# [What the task asks]
Would you restate each entry word for word, omitting the pictures?

- Opening Delimiter -

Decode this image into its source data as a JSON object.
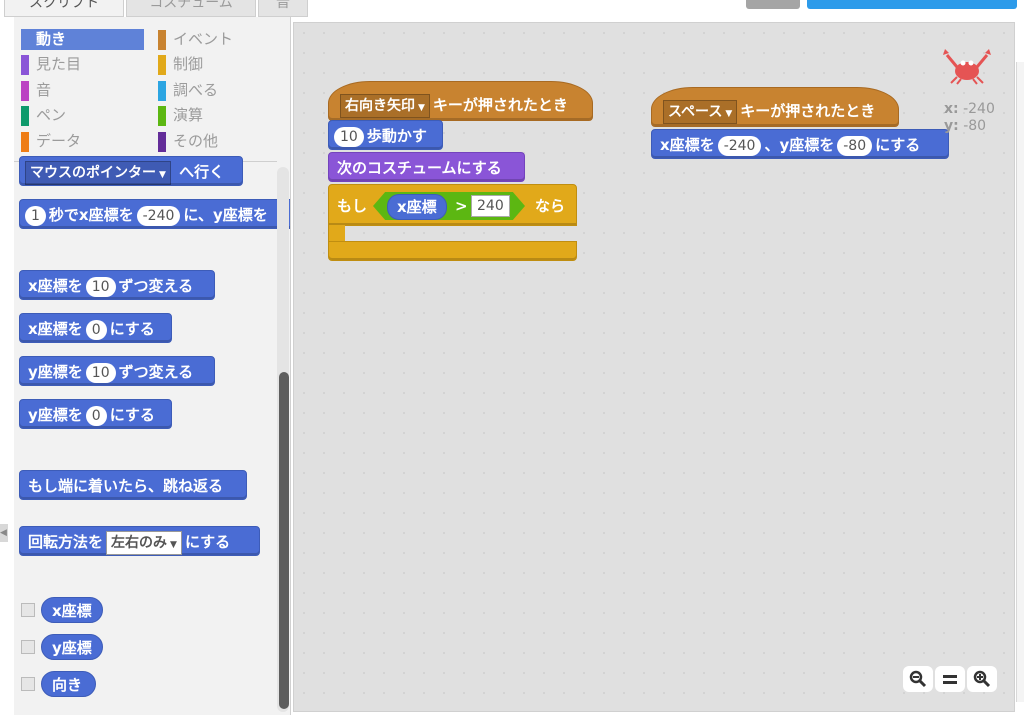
{
  "tabs": [
    {
      "label": "スクリプト"
    },
    {
      "label": "コスチューム"
    },
    {
      "label": "音"
    }
  ],
  "categories": [
    {
      "label": "動き",
      "color": "#4a6cd4",
      "selected": true
    },
    {
      "label": "イベント",
      "color": "#c88330"
    },
    {
      "label": "見た目",
      "color": "#8a55d7"
    },
    {
      "label": "制御",
      "color": "#e1a91a"
    },
    {
      "label": "音",
      "color": "#bb42c3"
    },
    {
      "label": "調べる",
      "color": "#2ca5e2"
    },
    {
      "label": "ペン",
      "color": "#0e9a6c"
    },
    {
      "label": "演算",
      "color": "#5cb712"
    },
    {
      "label": "データ",
      "color": "#ee7d16"
    },
    {
      "label": "その他",
      "color": "#632d99"
    }
  ],
  "palette": {
    "goto_pointer": {
      "label": "マウスのポインター",
      "suffix": "へ行く"
    },
    "glide": {
      "secs": "1",
      "text1": "秒でx座標を",
      "x": "-240",
      "text2": "に、y座標を"
    },
    "change_x": {
      "text1": "x座標を",
      "value": "10",
      "text2": "ずつ変える"
    },
    "set_x": {
      "text1": "x座標を",
      "value": "0",
      "text2": "にする"
    },
    "change_y": {
      "text1": "y座標を",
      "value": "10",
      "text2": "ずつ変える"
    },
    "set_y": {
      "text1": "y座標を",
      "value": "0",
      "text2": "にする"
    },
    "bounce": {
      "label": "もし端に着いたら、跳ね返る"
    },
    "rotation": {
      "text1": "回転方法を",
      "value": "左右のみ",
      "text2": "にする"
    },
    "reporters": [
      "x座標",
      "y座標",
      "向き"
    ]
  },
  "script1": {
    "hat_key": "右向き矢印",
    "hat_text": "キーが押されたとき",
    "move_steps": "10",
    "move_text": "歩動かす",
    "next_costume": "次のコスチュームにする",
    "if_text": "もし",
    "if_reporter": "x座標",
    "if_op": ">",
    "if_value": "240",
    "then_text": "なら"
  },
  "script2": {
    "hat_key": "スペース",
    "hat_text": "キーが押されたとき",
    "text1": "x座標を",
    "x": "-240",
    "text2": "、y座標を",
    "y": "-80",
    "text3": "にする"
  },
  "sprite_info": {
    "x_label": "x:",
    "x": "-240",
    "y_label": "y:",
    "y": "-80"
  },
  "zoom": {
    "out": "zoom-out-icon",
    "reset": "zoom-reset-icon",
    "in": "zoom-in-icon"
  }
}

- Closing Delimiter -

# [Answer to the exercise]
Decode this image into its source data as a JSON object.
{
  "tabs": [
    {
      "label": "スクリプト"
    },
    {
      "label": "コスチューム"
    },
    {
      "label": "音"
    }
  ],
  "categories": [
    {
      "label": "動き",
      "color": "#4a6cd4",
      "selected": true
    },
    {
      "label": "イベント",
      "color": "#c88330"
    },
    {
      "label": "見た目",
      "color": "#8a55d7"
    },
    {
      "label": "制御",
      "color": "#e1a91a"
    },
    {
      "label": "音",
      "color": "#bb42c3"
    },
    {
      "label": "調べる",
      "color": "#2ca5e2"
    },
    {
      "label": "ペン",
      "color": "#0e9a6c"
    },
    {
      "label": "演算",
      "color": "#5cb712"
    },
    {
      "label": "データ",
      "color": "#ee7d16"
    },
    {
      "label": "その他",
      "color": "#632d99"
    }
  ],
  "palette": {
    "goto_pointer": {
      "label": "マウスのポインター",
      "suffix": "へ行く"
    },
    "glide": {
      "secs": "1",
      "text1": "秒でx座標を",
      "x": "-240",
      "text2": "に、y座標を"
    },
    "change_x": {
      "text1": "x座標を",
      "value": "10",
      "text2": "ずつ変える"
    },
    "set_x": {
      "text1": "x座標を",
      "value": "0",
      "text2": "にする"
    },
    "change_y": {
      "text1": "y座標を",
      "value": "10",
      "text2": "ずつ変える"
    },
    "set_y": {
      "text1": "y座標を",
      "value": "0",
      "text2": "にする"
    },
    "bounce": {
      "label": "もし端に着いたら、跳ね返る"
    },
    "rotation": {
      "text1": "回転方法を",
      "value": "左右のみ",
      "text2": "にする"
    },
    "reporters": [
      "x座標",
      "y座標",
      "向き"
    ]
  },
  "script1": {
    "hat_key": "右向き矢印",
    "hat_text": "キーが押されたとき",
    "move_steps": "10",
    "move_text": "歩動かす",
    "next_costume": "次のコスチュームにする",
    "if_text": "もし",
    "if_reporter": "x座標",
    "if_op": ">",
    "if_value": "240",
    "then_text": "なら"
  },
  "script2": {
    "hat_key": "スペース",
    "hat_text": "キーが押されたとき",
    "text1": "x座標を",
    "x": "-240",
    "text2": "、y座標を",
    "y": "-80",
    "text3": "にする"
  },
  "sprite_info": {
    "x_label": "x:",
    "x": "-240",
    "y_label": "y:",
    "y": "-80"
  },
  "zoom": {
    "out": "zoom-out-icon",
    "reset": "zoom-reset-icon",
    "in": "zoom-in-icon"
  }
}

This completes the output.